Modern science enjoys a prominent place and enormous authority in our age. Such prestige is the outcome of a long historical process, during which scientific knowledge and method have been gradually promoted over other forms of knowledge and methods of inquiry. The Kemp Symposium, “Visions of Reality: Science and Other Means of Seeking Knowledge,” brings together an interdisciplinary group of scholars to examine the diverse means of creating technical knowledge before and after the birth of modern science.

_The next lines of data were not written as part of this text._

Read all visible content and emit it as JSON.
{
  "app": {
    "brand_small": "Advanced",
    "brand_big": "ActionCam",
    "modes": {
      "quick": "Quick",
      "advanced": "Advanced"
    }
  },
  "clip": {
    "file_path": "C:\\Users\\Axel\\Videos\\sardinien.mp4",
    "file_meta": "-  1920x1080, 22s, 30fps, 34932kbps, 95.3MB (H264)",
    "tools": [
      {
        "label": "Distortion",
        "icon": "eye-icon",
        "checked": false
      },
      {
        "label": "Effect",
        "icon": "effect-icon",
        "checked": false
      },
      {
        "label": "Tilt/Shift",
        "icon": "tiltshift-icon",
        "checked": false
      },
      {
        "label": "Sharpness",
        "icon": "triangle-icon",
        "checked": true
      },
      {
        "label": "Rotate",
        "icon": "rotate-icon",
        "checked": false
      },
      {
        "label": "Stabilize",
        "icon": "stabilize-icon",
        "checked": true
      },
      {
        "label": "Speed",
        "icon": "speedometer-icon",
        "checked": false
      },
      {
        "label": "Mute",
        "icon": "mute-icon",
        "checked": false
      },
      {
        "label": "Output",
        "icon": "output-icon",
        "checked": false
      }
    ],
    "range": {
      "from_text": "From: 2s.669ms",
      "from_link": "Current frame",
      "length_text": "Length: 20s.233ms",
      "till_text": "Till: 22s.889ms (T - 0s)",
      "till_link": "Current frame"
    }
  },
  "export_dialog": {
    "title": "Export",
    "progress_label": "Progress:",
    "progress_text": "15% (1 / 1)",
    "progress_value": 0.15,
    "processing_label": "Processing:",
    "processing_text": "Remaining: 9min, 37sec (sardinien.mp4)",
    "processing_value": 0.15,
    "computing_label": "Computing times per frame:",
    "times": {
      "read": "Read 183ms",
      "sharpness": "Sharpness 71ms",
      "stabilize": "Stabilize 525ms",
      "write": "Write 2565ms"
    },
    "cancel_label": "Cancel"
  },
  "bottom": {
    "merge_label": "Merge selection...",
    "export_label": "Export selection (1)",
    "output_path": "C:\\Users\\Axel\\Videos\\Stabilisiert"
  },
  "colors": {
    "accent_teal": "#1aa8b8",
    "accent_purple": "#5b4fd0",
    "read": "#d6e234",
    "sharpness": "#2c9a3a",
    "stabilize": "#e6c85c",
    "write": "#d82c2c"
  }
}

The keynote address,”The Spear and Shield of Knowledge: Scientific Transference and Cultural Obstruction Between China and the West,” by Don J. Wyatt, Middlebury College’s John M. McCardell Jr. Distinguished Professor, and the panels — “The Peripatetic,” “The Encyclopedic,” “The Reflexive,” “The Pious,” and “The Mathematical” — highlight the latest scholarship on a range of issues, from scientific transference between traditional China and the West to nuclear power during the Cold War period.
The symposium events are open to the public free of charge. For more information and the complete schedule of events, go to: 2014 Kemp Symposium or call the Department of History at 207-725-3291.
Sponsored by the Robert J. Kemp Lectureship Fund, Departments of History, Asian Studies, Religion, Chemistry, and Earth and Oceanographic Science.